"I could not agree more," Gallegos responded and shared this dialogue: "Years ago, before Iran and Iraq, before there was 9-11, you know, the whole thing about legalization of torture in prisons, and someone asked me, ‘What’s your position?’ I said, ‘Absolutely it should never be legal; it should be illegal, and that’s the way it is.’ And the question that was posed to me was, ‘Well what if here’s the situation: you knew if by torturing this person you could get information to save 9,000 lives.’ And my answer was, ‘Well, if that’s the factual scenario, and I actually would save those lives, absolutely I would torture them.’ Then it was: ‘Okay, it should be legal.’ ‘No! It should be illegal. Because, if you make it legal, then suddenly everyone’s going to do it, but if you make it illegal then periodically people will say, ‘The right thing to do is this, and I will take the consequences.’’"
Blackberry remarked, "Well, we haven’t had our government taking the consequences, the people that did all the torture...”
"No, no, no. But that’s what civil disobedience is, too. It is saying, ‘Here is where I stand. I can do no other.’"
Gallegos stated: "I’ve been district attorney for 12 years, and I think in every stage of the way people have heard me say, ‘I think marijuana should be legal.’ I will enforce the law, because that’s my obligation, but I have clearly, emphatically said, ‘This law should change.’ It should change, but should I, as the district attorney, say ‘Just because I don’t like it, I’m not going to apply the laws of the state?’ Should you? And it’s one thing if I were to say, ‘No I’m going to take a stand, and if you are going to prosecute me, great.’ But it’s also fair to expect people in our community to honor the law, and if they don’t, to expect that there will be consequences, too.

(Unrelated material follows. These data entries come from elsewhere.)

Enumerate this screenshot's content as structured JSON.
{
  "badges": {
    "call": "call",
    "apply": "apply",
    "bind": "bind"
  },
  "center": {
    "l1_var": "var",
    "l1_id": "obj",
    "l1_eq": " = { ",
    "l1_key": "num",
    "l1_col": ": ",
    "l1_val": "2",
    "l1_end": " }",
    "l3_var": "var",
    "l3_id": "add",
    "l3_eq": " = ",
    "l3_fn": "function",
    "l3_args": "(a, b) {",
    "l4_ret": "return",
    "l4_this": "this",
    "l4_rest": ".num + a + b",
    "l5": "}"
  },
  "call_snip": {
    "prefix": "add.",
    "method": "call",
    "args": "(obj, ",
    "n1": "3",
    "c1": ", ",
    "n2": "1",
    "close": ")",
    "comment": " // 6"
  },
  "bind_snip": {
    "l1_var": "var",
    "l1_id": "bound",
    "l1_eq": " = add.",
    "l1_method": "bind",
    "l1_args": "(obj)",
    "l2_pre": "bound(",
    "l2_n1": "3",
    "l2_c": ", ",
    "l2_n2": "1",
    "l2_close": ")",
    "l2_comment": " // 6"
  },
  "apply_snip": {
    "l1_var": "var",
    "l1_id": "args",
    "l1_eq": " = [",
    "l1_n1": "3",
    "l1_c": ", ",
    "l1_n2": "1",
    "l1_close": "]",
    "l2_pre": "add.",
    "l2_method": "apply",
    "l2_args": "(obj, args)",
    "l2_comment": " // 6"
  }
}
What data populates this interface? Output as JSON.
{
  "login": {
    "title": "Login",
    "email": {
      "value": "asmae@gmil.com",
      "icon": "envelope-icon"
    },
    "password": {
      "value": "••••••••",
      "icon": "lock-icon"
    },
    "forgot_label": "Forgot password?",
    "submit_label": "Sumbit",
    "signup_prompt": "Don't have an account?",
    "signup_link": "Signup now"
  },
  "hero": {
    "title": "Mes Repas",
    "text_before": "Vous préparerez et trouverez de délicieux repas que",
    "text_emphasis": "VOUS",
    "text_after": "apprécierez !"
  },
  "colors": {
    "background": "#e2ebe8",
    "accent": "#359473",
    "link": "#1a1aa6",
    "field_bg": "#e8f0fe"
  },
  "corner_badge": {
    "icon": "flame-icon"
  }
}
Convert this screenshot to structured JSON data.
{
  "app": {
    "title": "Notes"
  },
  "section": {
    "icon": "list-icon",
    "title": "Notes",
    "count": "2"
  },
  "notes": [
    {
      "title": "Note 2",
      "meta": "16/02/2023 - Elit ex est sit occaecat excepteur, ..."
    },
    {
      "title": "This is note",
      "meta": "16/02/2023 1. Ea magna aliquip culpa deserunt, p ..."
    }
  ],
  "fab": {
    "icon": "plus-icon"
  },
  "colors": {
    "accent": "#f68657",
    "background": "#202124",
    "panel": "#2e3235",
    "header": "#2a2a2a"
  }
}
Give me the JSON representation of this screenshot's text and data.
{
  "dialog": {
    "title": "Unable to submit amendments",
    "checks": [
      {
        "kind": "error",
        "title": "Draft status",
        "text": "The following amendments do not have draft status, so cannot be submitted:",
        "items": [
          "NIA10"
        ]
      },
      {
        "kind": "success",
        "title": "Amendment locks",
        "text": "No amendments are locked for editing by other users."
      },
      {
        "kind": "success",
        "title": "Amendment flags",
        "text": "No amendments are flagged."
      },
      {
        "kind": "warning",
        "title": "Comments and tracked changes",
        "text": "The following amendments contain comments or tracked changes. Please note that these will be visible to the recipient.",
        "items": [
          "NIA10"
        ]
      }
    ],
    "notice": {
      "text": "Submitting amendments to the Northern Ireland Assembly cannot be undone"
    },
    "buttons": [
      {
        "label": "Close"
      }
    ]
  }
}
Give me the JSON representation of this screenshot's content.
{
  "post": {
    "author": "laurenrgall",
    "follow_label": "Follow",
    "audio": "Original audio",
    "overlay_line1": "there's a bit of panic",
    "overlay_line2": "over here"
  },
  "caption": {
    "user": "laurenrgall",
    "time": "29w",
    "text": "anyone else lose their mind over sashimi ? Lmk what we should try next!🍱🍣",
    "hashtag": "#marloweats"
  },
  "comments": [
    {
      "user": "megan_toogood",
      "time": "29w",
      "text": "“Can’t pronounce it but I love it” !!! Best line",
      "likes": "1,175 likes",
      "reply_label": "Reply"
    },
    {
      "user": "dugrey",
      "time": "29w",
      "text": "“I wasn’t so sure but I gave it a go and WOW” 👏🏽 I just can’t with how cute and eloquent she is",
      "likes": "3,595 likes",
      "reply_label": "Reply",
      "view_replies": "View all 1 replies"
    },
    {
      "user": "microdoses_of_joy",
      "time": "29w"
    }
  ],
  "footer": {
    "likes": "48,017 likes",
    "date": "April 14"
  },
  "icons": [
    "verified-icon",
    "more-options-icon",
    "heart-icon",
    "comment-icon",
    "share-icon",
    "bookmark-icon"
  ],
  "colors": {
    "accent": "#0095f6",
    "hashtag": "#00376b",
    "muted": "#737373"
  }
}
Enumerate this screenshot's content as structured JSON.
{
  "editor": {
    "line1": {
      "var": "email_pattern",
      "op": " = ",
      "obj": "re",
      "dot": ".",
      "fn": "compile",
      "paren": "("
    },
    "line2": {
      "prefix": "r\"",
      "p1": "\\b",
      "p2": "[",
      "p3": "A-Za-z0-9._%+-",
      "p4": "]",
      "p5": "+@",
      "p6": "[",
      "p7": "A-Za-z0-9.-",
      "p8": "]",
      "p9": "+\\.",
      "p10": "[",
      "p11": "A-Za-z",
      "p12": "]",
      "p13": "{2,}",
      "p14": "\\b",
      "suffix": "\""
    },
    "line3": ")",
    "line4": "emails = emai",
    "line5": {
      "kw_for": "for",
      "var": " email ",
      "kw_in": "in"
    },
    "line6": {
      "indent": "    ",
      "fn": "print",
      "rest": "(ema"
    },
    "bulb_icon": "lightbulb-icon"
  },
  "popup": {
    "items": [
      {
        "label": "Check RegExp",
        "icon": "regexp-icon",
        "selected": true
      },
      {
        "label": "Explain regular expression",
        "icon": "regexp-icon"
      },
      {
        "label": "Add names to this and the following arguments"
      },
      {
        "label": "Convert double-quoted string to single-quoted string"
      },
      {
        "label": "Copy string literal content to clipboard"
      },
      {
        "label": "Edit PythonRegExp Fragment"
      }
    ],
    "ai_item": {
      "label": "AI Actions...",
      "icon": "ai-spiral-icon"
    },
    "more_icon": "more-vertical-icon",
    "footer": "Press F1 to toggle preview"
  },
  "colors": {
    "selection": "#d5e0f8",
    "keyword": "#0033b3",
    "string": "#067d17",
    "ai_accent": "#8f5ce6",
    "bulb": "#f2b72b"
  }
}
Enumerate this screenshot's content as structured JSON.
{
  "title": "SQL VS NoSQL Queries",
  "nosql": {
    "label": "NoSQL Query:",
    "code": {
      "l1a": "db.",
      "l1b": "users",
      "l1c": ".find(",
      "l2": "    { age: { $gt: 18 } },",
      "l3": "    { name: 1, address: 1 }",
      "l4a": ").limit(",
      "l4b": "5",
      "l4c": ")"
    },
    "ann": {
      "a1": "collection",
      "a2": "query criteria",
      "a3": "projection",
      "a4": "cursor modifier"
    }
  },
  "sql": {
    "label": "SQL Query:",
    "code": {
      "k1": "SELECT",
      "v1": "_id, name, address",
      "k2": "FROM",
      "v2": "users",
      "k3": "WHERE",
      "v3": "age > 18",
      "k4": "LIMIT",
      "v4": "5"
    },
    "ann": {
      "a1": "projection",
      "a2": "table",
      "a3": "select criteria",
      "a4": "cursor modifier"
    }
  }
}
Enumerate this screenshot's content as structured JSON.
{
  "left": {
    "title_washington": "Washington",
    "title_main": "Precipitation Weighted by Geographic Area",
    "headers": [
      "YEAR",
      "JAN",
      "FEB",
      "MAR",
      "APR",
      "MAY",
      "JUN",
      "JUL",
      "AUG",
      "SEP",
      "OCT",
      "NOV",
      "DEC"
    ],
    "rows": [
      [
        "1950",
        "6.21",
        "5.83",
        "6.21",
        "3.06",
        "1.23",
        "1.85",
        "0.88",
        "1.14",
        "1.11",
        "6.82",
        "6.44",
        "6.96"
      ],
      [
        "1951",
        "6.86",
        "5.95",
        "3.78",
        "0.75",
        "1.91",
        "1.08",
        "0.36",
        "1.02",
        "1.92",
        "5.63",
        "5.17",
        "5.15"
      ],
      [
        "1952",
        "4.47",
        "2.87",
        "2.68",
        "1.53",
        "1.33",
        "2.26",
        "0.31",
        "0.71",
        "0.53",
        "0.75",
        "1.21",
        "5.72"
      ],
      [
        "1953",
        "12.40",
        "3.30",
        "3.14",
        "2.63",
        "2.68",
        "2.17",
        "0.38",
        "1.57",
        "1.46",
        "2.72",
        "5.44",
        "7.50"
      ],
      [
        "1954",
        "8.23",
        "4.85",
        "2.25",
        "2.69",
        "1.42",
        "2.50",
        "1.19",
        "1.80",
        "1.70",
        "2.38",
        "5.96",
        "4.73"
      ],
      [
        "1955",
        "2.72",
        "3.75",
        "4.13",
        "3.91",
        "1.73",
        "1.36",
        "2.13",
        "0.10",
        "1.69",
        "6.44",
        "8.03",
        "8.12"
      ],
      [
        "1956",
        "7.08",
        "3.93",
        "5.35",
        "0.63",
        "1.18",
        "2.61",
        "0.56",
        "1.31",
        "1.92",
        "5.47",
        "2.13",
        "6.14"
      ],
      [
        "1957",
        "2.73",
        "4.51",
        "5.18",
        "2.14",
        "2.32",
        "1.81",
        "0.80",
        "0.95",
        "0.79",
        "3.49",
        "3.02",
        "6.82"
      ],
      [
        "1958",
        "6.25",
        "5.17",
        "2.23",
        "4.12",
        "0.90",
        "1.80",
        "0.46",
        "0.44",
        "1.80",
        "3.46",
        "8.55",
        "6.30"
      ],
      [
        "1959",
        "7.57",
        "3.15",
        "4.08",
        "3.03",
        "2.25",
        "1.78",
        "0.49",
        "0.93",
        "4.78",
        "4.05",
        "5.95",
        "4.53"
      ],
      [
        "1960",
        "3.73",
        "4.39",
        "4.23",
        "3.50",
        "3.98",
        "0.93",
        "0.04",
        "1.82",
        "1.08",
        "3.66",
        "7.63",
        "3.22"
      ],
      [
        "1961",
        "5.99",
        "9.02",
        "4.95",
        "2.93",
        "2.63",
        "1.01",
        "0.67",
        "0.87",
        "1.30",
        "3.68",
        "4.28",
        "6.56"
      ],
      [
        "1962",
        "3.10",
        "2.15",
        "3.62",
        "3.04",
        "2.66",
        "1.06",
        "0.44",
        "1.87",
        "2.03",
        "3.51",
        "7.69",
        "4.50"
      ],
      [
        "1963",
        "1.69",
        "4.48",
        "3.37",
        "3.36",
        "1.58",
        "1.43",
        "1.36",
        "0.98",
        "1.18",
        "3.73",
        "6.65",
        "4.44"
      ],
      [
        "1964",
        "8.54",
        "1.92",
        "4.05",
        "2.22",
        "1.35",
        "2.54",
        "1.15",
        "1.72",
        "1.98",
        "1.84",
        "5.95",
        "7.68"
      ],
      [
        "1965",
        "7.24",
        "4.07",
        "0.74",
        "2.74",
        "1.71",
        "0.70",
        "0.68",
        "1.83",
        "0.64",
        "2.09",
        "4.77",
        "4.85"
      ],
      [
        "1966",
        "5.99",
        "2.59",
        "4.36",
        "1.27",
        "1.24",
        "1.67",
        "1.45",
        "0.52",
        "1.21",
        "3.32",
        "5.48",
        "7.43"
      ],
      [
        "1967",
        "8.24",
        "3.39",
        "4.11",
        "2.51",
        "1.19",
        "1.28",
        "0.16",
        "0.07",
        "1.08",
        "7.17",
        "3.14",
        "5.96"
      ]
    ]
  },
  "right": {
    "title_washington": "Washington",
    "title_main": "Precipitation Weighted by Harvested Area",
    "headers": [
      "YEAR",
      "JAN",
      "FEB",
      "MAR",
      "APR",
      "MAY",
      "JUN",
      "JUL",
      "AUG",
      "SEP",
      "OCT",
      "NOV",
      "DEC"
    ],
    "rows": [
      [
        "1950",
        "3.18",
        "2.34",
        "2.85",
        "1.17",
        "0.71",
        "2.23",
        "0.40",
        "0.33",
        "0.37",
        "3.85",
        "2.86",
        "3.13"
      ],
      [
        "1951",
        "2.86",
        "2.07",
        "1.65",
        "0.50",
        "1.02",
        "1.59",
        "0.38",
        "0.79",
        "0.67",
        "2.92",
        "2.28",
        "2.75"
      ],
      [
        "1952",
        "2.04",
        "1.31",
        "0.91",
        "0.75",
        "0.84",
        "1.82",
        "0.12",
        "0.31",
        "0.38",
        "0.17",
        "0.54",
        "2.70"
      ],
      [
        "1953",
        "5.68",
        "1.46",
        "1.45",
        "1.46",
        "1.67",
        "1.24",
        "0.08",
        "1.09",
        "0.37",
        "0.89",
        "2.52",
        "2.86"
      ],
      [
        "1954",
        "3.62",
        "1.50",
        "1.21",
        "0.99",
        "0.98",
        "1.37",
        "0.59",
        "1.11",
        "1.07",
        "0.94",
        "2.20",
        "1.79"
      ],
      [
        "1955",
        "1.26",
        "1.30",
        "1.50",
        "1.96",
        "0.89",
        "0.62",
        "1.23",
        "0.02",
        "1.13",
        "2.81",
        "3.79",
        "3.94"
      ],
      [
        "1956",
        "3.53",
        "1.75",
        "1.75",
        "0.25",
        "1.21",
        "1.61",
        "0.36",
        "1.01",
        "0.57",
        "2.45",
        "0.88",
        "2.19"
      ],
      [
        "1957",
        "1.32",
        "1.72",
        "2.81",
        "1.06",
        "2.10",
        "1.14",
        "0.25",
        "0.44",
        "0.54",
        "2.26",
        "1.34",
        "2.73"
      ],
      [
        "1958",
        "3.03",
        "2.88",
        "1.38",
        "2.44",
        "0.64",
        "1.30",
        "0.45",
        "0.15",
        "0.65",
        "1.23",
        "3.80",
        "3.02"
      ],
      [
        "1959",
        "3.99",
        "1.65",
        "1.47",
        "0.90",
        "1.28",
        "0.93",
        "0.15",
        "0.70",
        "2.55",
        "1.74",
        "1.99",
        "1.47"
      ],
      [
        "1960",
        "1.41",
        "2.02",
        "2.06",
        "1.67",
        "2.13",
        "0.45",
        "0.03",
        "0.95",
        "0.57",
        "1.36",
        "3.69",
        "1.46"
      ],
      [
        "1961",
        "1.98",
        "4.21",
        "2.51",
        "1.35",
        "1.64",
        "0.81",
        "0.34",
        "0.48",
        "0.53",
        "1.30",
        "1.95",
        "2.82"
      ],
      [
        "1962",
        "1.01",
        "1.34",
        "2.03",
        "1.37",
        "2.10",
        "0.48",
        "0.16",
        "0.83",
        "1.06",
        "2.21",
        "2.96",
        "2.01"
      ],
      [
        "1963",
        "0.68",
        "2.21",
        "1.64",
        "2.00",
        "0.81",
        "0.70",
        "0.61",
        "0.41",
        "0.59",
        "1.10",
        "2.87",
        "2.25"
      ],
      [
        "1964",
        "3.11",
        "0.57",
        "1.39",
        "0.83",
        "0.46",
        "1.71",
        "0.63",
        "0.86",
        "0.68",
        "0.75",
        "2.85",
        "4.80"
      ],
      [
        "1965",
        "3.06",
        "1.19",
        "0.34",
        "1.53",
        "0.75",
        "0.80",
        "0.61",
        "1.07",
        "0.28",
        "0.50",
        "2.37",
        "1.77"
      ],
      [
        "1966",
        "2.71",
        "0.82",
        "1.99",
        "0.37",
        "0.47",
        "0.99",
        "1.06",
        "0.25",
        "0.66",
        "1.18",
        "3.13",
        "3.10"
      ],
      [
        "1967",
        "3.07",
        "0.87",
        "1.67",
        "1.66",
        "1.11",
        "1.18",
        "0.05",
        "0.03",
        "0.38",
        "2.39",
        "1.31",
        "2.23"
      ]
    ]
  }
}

And I don’t think there’s a disconnect. And no one is asking anyone to be amoral or immoral. They’re saying, ‘Do what you feel is right. Be honest about it. If you cannot follow our laws maybe you should not...’"
Blackberry: "There are a lot of people that feel that they should only follow the just laws."
And Gallegos went on, "Can I speak a little about some past acts of jury nullification? Lynching in the south, where the people that everyone knew were guilty were acquitted; the massacre of Native Americans, the list is endless of cases where jurors didn’t follow the law, and terrible wrongs were committed. And then there are times when they don’t follow the law and they prevent terrible wrongs. But let’s not only look at one side of the point. When you validate, ratify, and authorize people to violate the law, the problem is: When does it stop? Where do you draw the line? And as a member of the society, that’s what I always have to ask myself. Where does society draw the line, in saying some acts of violation of the law are acceptable, and some aren’t. Are they only one’s that hurt people? These are all deep subjects, worth talking about. We should talk about them regularly, and reinforce our own commitment to our values. But I think it’s important to look at it in both its positive aspects and its negative applications."
Suzelle is the in-office monitor for the Civil Liberties Monitoring Project.